Myanmar ruling party says Muslim lawyer’s killing ‘political’
Human rights group Amnesty International and a thinktank have urged Myanmar to investigate the assassination of prominent lawyer Ko Ni
The killing of a top Muslim lawyer and adviser to Aung San Suu Kyi who was gunned down outside Yangon airport was a political assassination and a “terrorist act”, Myanmar’s ruling party said Monday.
Ko Ni, a prominent member of Myanmar’s Muslim minority, was shot in the head at close range as he
he waited outside the airport while holding his grandson.
A dramatic photo circulating on social media showed the moment the gunman, standing behind him, took aim.
The killing shocked many in Yangon because attacks on prominent people are rare, although security forces are notorious for brutal behaviour in remote rural areas, especially when dealing with ethnic minorities.
Ko Ni “is irreplaceable for both Aung San Suu Kyi and the party,” Suu Kyi’s ruling National League for Democracy party said in a statement. He was especially valued as an expert in constitutional law, looking for ways to sidestep provisions placed in the charter by an earlier military junta to retain power at the expense of elected governments.
Journalists and human rights workers who have found Suu Kyi’s government almost as difficult to deal with as the military-backed regime it replaced found him a familiar and helpful figure.
At the same time, he was active in defending the rights of Muslims, who often face discrimination in Buddhist-majority Myanmar.
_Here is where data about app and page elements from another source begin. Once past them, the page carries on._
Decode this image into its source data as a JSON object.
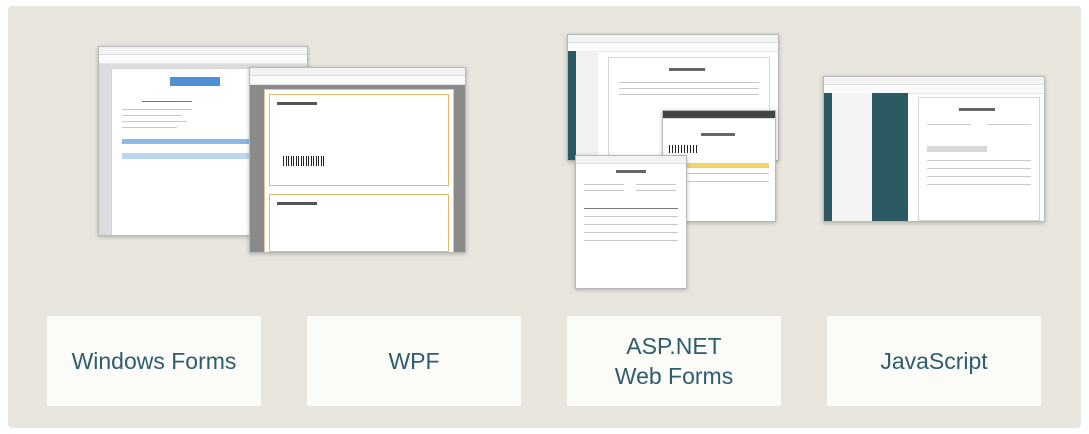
{
  "platforms": [
    {
      "label_lines": [
        "Windows Forms"
      ]
    },
    {
      "label_lines": [
        "WPF"
      ]
    },
    {
      "label_lines": [
        "ASP.NET",
        "Web Forms"
      ]
    },
    {
      "label_lines": [
        "JavaScript"
      ]
    }
  ],
  "colors": {
    "background": "#e8e6dc",
    "tile": "#fbfbf8",
    "label_text": "#2f5d6c",
    "sidebar": "#2b5a62"
  },
  "thumbnails": [
    {
      "platform": "Windows Forms",
      "icon": "report-preview-window"
    },
    {
      "platform": "WPF",
      "icon": "report-preview-window"
    },
    {
      "platform": "ASP.NET Web Forms",
      "icon": "browser-report-viewer"
    },
    {
      "platform": "JavaScript",
      "icon": "browser-report-viewer"
    }
  ]
}
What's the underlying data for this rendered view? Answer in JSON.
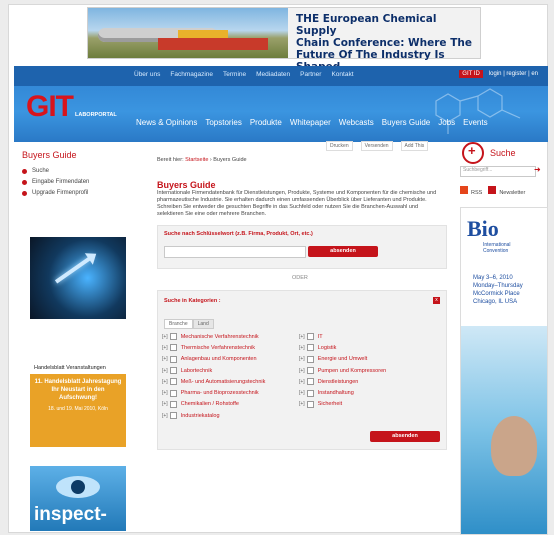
{
  "banner": {
    "line1": "THE European Chemical Supply",
    "line2": "Chain Conference: Where The",
    "line3": "Future Of The Industry Is Shaped"
  },
  "header": {
    "top_nav": [
      "Über uns",
      "Fachmagazine",
      "Termine",
      "Mediadaten",
      "Partner",
      "Kontakt"
    ],
    "login_label": "GIT ID",
    "login_links": "login | register | en",
    "brand": "GIT",
    "brand_suffix": "LABORPORTAL",
    "main_nav": [
      "News & Opinions",
      "Topstories",
      "Produkte",
      "Whitepaper",
      "Webcasts",
      "Buyers Guide",
      "Jobs",
      "Events"
    ]
  },
  "sidebar": {
    "title": "Buyers Guide",
    "items": [
      "Suche",
      "Eingabe Firmendaten",
      "Upgrade Firmenprofil"
    ]
  },
  "ads": {
    "handelsblatt": {
      "publisher": "Handelsblatt Veranstaltungen",
      "headline": "11. Handelsblatt Jahrestagung Ihr Neustart in den Aufschwung!",
      "date": "18. und 19. Mai 2010, Köln"
    },
    "inspect": "inspect-"
  },
  "tools": [
    "Drucken",
    "Versenden",
    "Add This"
  ],
  "breadcrumb": {
    "label": "Bereit hier:",
    "link": "Startseite",
    "current": "Buyers Guide"
  },
  "page_title": "Buyers Guide",
  "intro": "Internationale Firmendatenbank für Dienstleistungen, Produkte, Systeme und Komponenten für die chemische und pharmazeutische Industrie. Sie erhalten dadurch einen umfassenden Überblick über Lieferanten und Produkte. Schreiben Sie entweder die gesuchten Begriffe in das Suchfeld oder nutzen Sie die Branchen-Auswahl und selektieren Sie eine oder mehrere Branchen.",
  "keyword_search": {
    "label": "Suche nach Schlüsselwort (z.B. Firma, Produkt, Ort, etc.)",
    "placeholder": "",
    "button": "absenden"
  },
  "or_text": "ODER",
  "category_search": {
    "label": "Suche in Kategorien :",
    "tabs": [
      "Branche",
      "Land"
    ],
    "left": [
      "Mechanische Verfahrenstechnik",
      "Thermische Verfahrenstechnik",
      "Anlagenbau und Komponenten",
      "Labortechnik",
      "Meß- und Automatisierungstechnik",
      "Pharma- und Bioprozesstechnik",
      "Chemikalien / Rohstoffe",
      "Industriekatalog"
    ],
    "right": [
      "IT",
      "Logistik",
      "Energie und Umwelt",
      "Pumpen und Kompressoren",
      "Dienstleistungen",
      "Instandhaltung",
      "Sicherheit"
    ],
    "button": "absenden"
  },
  "right": {
    "search_title": "Suche",
    "search_placeholder": "Suchbegriff...",
    "rss": "RSS",
    "newsletter": "Newsletter",
    "bio": {
      "name": "Bio",
      "sub1": "International",
      "sub2": "Convention",
      "dates": [
        "May 3–6, 2010",
        "Monday–Thursday",
        "McCormick Place",
        "Chicago, IL USA"
      ]
    }
  },
  "colors": {
    "accent": "#c5141b",
    "header_blue": "#2d7fd0"
  }
}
Last year, he helped found the Myanmar Muslim Lawyers Association, which was criticised by ultra-nationalist Buddhists monks as well as by some of his political allies, who feared it encouraged sectarianism.
The alleged gunman, identified by police as Kyi Linn, was arrested Sunday after he shot a taxi driver who tried to stop him from fleeing the airport, the Information Ministry said in a video posted on state-run MRTV. The driver died on the way to a hospital.
Police seized two guns from the suspect. Authorities were searching for any possible accomplices. Speculation about the motive for the killing included political intimidation, anti-Muslim prejudice and a possible business dispute involving the victim’s private law practice.
The killing had “all the hallmarks of an assassination”, human rights group Amnesty International said in a statement on Sunday, calling for a “thorough, independent and impartial investigation”.
Family members and friends told Reuters Ko Ni had received threats to his life connected to his political work.
The timing of the killing was a matter of particular concern, said the International Crisis Group (ICG) think-tank, since it comes just months after attacks on border police blamed on insurgents from the Rohingya minority.
It was essential “that no stone is left unturned in finding the truth about this incident and who may have been behind it,” the Brussels-based think tank said in a statement.
Residents, refugees and monitors accuse soldiers of extrajudicial killings, arbitrary arrests, rape and arson in response to the border attacks on October 9.
The government strongly denies most allegations, but 66,000 people have fled to Bangladesh and at least 21,000 have been internally displaced, the United Nations says.
Ko Ni was returning from Indonesia, where Myanmar government officials and Muslim leaders, including the mostly stateless Rohingya, were discussing issues of reconciliation with Indonesian counterparts.
“In a context of strong anti-Muslim sentiment, rampant hate speech on social media, and virulent Buddhist nationalism propounded by some senior monks, this crime could embolden others and unleash further violence,” the ICG added.
Associated Press, Reuters, Agence France-Presse